## TASK BRIEF
Could you please retype all of the records exactly, skipping any pictures?

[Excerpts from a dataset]
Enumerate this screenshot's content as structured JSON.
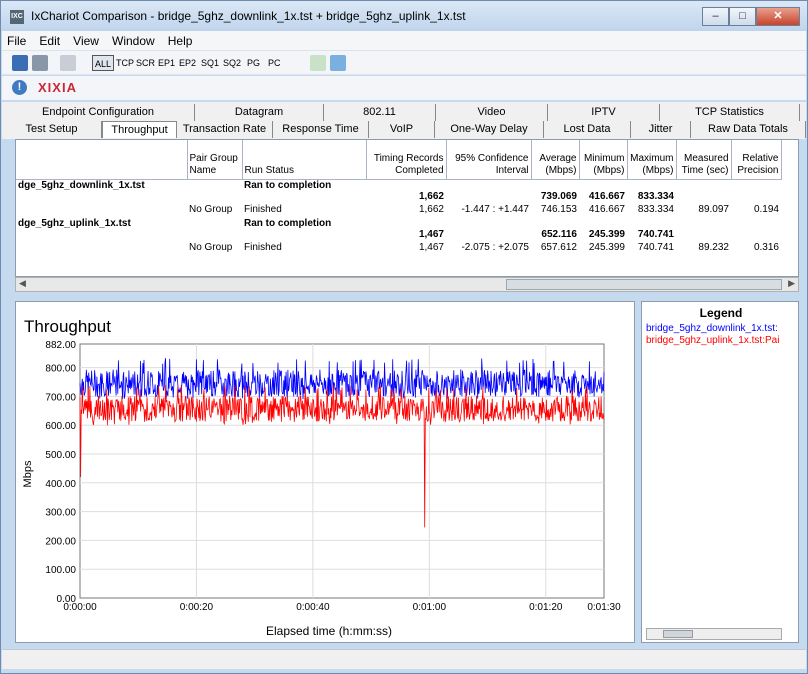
{
  "window": {
    "title": "IxChariot Comparison - bridge_5ghz_downlink_1x.tst + bridge_5ghz_uplink_1x.tst",
    "app_icon": "IXC"
  },
  "menu": [
    "File",
    "Edit",
    "View",
    "Window",
    "Help"
  ],
  "toolbar": {
    "filters": [
      "ALL",
      "TCP",
      "SCR",
      "EP1",
      "EP2",
      "SQ1",
      "SQ2",
      "PG",
      "PC"
    ]
  },
  "brand": {
    "logo": "XIXIA"
  },
  "tabs_row1": [
    "Endpoint Configuration",
    "Datagram",
    "802.11",
    "Video",
    "IPTV",
    "TCP Statistics"
  ],
  "tabs_row2": [
    "Test Setup",
    "Throughput",
    "Transaction Rate",
    "Response Time",
    "VoIP",
    "One-Way Delay",
    "Lost Data",
    "Jitter",
    "Raw Data Totals"
  ],
  "table": {
    "headers": [
      "",
      "Pair Group Name",
      "Run Status",
      "Timing Records Completed",
      "95% Confidence Interval",
      "Average (Mbps)",
      "Minimum (Mbps)",
      "Maximum (Mbps)",
      "Measured Time (sec)",
      "Relative Precision"
    ],
    "groups": [
      {
        "file": "dge_5ghz_downlink_1x.tst",
        "status": "Ran to completion",
        "summary": {
          "records": "1,662",
          "avg": "739.069",
          "min": "416.667",
          "max": "833.334"
        },
        "row": {
          "group": "No Group",
          "status": "Finished",
          "records": "1,662",
          "ci": "-1.447 : +1.447",
          "avg": "746.153",
          "min": "416.667",
          "max": "833.334",
          "time": "89.097",
          "prec": "0.194"
        }
      },
      {
        "file": "dge_5ghz_uplink_1x.tst",
        "status": "Ran to completion",
        "summary": {
          "records": "1,467",
          "avg": "652.116",
          "min": "245.399",
          "max": "740.741"
        },
        "row": {
          "group": "No Group",
          "status": "Finished",
          "records": "1,467",
          "ci": "-2.075 : +2.075",
          "avg": "657.612",
          "min": "245.399",
          "max": "740.741",
          "time": "89.232",
          "prec": "0.316"
        }
      }
    ]
  },
  "chart_data": {
    "type": "line",
    "title": "Throughput",
    "xlabel": "Elapsed time (h:mm:ss)",
    "ylabel": "Mbps",
    "ylim": [
      0,
      882
    ],
    "yticks": [
      "0.00",
      "100.00",
      "200.00",
      "300.00",
      "400.00",
      "500.00",
      "600.00",
      "700.00",
      "800.00",
      "882.00"
    ],
    "xticks": [
      "0:00:00",
      "0:00:20",
      "0:00:40",
      "0:01:00",
      "0:01:20",
      "0:01:30"
    ],
    "xlim_sec": [
      0,
      90
    ],
    "grid": true,
    "series": [
      {
        "name": "bridge_5ghz_downlink_1x.tst:",
        "color": "#0000ff",
        "mean": 746,
        "low": 690,
        "high": 833
      },
      {
        "name": "bridge_5ghz_uplink_1x.tst:Pai",
        "color": "#ff0000",
        "mean": 657,
        "low": 600,
        "high": 740,
        "dips": [
          {
            "x": 0.1,
            "y": 420
          },
          {
            "x": 59.2,
            "y": 245
          }
        ]
      }
    ]
  },
  "legend": {
    "title": "Legend"
  }
}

## WORKED SOLUTION
Enumerate this screenshot's content as structured JSON.
{
  "window": {
    "title": "IxChariot Comparison - bridge_5ghz_downlink_1x.tst + bridge_5ghz_uplink_1x.tst",
    "app_icon": "IXC"
  },
  "menu": [
    "File",
    "Edit",
    "View",
    "Window",
    "Help"
  ],
  "toolbar": {
    "filters": [
      "ALL",
      "TCP",
      "SCR",
      "EP1",
      "EP2",
      "SQ1",
      "SQ2",
      "PG",
      "PC"
    ]
  },
  "brand": {
    "logo": "XIXIA"
  },
  "tabs_row1": [
    "Endpoint Configuration",
    "Datagram",
    "802.11",
    "Video",
    "IPTV",
    "TCP Statistics"
  ],
  "tabs_row2": [
    "Test Setup",
    "Throughput",
    "Transaction Rate",
    "Response Time",
    "VoIP",
    "One-Way Delay",
    "Lost Data",
    "Jitter",
    "Raw Data Totals"
  ],
  "table": {
    "headers": [
      "",
      "Pair Group Name",
      "Run Status",
      "Timing Records Completed",
      "95% Confidence Interval",
      "Average (Mbps)",
      "Minimum (Mbps)",
      "Maximum (Mbps)",
      "Measured Time (sec)",
      "Relative Precision"
    ],
    "groups": [
      {
        "file": "dge_5ghz_downlink_1x.tst",
        "status": "Ran to completion",
        "summary": {
          "records": "1,662",
          "avg": "739.069",
          "min": "416.667",
          "max": "833.334"
        },
        "row": {
          "group": "No Group",
          "status": "Finished",
          "records": "1,662",
          "ci": "-1.447 : +1.447",
          "avg": "746.153",
          "min": "416.667",
          "max": "833.334",
          "time": "89.097",
          "prec": "0.194"
        }
      },
      {
        "file": "dge_5ghz_uplink_1x.tst",
        "status": "Ran to completion",
        "summary": {
          "records": "1,467",
          "avg": "652.116",
          "min": "245.399",
          "max": "740.741"
        },
        "row": {
          "group": "No Group",
          "status": "Finished",
          "records": "1,467",
          "ci": "-2.075 : +2.075",
          "avg": "657.612",
          "min": "245.399",
          "max": "740.741",
          "time": "89.232",
          "prec": "0.316"
        }
      }
    ]
  },
  "chart_data": {
    "type": "line",
    "title": "Throughput",
    "xlabel": "Elapsed time (h:mm:ss)",
    "ylabel": "Mbps",
    "ylim": [
      0,
      882
    ],
    "yticks": [
      "0.00",
      "100.00",
      "200.00",
      "300.00",
      "400.00",
      "500.00",
      "600.00",
      "700.00",
      "800.00",
      "882.00"
    ],
    "xticks": [
      "0:00:00",
      "0:00:20",
      "0:00:40",
      "0:01:00",
      "0:01:20",
      "0:01:30"
    ],
    "xlim_sec": [
      0,
      90
    ],
    "grid": true,
    "series": [
      {
        "name": "bridge_5ghz_downlink_1x.tst:",
        "color": "#0000ff",
        "mean": 746,
        "low": 690,
        "high": 833
      },
      {
        "name": "bridge_5ghz_uplink_1x.tst:Pai",
        "color": "#ff0000",
        "mean": 657,
        "low": 600,
        "high": 740,
        "dips": [
          {
            "x": 0.1,
            "y": 420
          },
          {
            "x": 59.2,
            "y": 245
          }
        ]
      }
    ]
  },
  "legend": {
    "title": "Legend"
  }
}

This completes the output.